Could you copy every line of the data that contains the word "values"?

------------------------------------------------

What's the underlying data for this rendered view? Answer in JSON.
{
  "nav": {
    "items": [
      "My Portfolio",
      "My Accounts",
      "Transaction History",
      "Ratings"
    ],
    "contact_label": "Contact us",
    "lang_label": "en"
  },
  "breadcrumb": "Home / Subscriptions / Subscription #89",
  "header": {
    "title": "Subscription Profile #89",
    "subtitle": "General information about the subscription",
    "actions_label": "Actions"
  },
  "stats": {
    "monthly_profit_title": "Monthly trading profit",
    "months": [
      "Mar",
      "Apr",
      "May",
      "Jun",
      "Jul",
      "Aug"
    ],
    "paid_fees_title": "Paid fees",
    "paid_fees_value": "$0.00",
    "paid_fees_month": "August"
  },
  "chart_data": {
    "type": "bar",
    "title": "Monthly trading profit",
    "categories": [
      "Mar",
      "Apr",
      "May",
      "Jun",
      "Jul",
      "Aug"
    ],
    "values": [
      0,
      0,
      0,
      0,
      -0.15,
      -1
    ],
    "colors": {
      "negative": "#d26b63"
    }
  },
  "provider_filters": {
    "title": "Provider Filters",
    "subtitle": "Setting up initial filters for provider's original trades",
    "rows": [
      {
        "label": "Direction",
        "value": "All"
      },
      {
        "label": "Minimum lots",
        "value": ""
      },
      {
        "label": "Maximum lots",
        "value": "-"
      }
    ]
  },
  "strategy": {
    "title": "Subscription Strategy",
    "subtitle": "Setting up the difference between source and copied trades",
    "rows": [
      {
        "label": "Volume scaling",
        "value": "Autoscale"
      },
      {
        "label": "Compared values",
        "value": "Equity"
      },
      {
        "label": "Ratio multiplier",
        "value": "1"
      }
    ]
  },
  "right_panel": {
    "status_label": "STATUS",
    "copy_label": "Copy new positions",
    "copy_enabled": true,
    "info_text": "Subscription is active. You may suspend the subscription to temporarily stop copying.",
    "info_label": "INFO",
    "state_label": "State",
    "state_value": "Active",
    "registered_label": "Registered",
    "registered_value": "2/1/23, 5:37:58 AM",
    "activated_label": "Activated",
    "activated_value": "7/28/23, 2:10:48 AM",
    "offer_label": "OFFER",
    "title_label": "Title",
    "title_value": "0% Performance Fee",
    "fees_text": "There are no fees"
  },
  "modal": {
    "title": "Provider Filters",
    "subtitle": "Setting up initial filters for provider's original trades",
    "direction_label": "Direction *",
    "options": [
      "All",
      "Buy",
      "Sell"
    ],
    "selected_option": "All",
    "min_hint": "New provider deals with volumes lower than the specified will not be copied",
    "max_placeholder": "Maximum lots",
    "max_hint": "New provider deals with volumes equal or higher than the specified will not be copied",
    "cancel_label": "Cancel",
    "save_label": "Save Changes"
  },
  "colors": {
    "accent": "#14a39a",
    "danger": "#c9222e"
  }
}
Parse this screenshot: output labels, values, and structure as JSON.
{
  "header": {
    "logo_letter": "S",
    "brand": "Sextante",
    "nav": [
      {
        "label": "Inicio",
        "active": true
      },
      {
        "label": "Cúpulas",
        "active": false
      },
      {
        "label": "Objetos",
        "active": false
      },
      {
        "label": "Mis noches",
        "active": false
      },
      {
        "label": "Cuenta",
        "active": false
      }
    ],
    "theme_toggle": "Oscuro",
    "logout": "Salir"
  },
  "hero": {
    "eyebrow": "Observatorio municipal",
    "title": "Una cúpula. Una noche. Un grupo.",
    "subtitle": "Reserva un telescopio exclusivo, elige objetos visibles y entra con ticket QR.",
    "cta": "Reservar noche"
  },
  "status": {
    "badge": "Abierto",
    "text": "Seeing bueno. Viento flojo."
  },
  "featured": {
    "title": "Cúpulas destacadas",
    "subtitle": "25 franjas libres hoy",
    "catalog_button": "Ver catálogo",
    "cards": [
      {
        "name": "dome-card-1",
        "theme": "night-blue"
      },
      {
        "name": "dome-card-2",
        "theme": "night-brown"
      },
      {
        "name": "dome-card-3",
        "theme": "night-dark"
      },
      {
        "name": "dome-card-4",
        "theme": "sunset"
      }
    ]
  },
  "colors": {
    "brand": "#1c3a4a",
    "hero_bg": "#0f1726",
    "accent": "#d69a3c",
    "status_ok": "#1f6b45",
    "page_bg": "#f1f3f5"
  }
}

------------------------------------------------

* WRITTEN SOLUTION:
    "values": [
        "label": "Compared values",
Parse this screenshot: output labels, values, and structure as JSON.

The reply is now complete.